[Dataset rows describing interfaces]
------------------------------
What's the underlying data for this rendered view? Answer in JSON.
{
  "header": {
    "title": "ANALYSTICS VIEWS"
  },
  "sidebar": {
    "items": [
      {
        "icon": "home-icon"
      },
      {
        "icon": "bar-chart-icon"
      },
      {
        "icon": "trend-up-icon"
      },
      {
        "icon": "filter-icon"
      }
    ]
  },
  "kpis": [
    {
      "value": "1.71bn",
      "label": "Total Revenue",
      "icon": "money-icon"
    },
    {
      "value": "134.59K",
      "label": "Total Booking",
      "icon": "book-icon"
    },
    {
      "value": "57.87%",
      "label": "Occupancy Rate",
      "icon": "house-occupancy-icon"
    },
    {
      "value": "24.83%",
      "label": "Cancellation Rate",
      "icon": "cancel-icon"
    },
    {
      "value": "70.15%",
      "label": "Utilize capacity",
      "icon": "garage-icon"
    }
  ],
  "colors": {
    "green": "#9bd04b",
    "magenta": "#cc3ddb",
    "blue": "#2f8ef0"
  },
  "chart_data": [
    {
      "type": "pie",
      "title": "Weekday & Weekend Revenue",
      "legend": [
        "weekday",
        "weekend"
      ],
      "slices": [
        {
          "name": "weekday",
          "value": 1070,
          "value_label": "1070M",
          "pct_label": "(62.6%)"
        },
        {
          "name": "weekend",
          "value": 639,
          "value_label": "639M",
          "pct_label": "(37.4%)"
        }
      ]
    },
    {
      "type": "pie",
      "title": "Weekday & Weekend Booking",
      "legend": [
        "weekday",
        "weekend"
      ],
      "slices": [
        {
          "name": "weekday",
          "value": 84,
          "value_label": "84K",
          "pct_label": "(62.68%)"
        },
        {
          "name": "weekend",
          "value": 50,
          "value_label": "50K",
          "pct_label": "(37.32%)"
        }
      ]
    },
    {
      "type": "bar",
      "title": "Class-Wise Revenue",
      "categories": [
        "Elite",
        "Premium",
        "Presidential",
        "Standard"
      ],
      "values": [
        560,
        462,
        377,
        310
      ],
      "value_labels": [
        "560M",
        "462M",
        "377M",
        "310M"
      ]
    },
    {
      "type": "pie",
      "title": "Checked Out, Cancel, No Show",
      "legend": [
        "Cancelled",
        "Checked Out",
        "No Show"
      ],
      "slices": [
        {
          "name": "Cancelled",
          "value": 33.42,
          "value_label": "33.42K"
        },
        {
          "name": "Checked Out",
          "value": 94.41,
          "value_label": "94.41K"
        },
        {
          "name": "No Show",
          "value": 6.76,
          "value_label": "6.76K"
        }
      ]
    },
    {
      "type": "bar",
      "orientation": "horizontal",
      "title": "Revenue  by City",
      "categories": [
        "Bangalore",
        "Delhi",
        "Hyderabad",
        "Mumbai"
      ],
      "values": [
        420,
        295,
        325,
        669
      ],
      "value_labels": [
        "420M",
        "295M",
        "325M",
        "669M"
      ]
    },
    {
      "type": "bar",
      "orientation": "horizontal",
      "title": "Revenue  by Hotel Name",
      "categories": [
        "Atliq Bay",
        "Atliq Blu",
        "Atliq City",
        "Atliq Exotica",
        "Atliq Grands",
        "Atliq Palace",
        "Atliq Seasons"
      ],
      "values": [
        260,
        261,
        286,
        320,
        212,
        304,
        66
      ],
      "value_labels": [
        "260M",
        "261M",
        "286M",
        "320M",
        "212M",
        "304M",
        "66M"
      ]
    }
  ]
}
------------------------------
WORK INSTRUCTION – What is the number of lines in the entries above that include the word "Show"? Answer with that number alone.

RESPONSE TO THE EXERCISE – 3